[RECORDS FOR THE EXERCISE]
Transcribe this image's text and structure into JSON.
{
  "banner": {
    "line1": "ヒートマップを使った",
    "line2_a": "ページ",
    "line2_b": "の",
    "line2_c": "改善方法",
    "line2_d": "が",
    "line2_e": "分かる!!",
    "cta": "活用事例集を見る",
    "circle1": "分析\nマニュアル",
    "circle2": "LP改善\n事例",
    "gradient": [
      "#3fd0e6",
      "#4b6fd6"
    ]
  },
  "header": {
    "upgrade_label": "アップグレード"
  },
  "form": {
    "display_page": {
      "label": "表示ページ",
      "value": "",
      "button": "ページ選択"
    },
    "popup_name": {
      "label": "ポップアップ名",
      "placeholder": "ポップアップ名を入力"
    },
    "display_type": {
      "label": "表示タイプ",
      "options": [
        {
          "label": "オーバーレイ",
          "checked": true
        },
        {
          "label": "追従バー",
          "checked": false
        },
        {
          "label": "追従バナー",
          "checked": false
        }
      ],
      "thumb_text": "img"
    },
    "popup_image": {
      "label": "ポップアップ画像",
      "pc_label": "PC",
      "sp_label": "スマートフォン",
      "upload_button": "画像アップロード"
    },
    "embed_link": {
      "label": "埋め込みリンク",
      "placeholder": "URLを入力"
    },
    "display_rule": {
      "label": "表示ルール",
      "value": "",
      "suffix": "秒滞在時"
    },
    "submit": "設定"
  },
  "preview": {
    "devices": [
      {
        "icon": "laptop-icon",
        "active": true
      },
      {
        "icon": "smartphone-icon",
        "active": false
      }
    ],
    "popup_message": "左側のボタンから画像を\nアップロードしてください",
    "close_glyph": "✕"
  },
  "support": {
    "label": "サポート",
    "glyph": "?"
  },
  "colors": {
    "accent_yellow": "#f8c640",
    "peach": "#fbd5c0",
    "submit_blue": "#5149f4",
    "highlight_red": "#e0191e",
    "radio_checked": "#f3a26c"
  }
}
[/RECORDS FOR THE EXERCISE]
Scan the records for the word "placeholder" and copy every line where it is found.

- RESPONSE AREA -
      "placeholder": "ポップアップ名を入力"
      "placeholder": "URLを入力"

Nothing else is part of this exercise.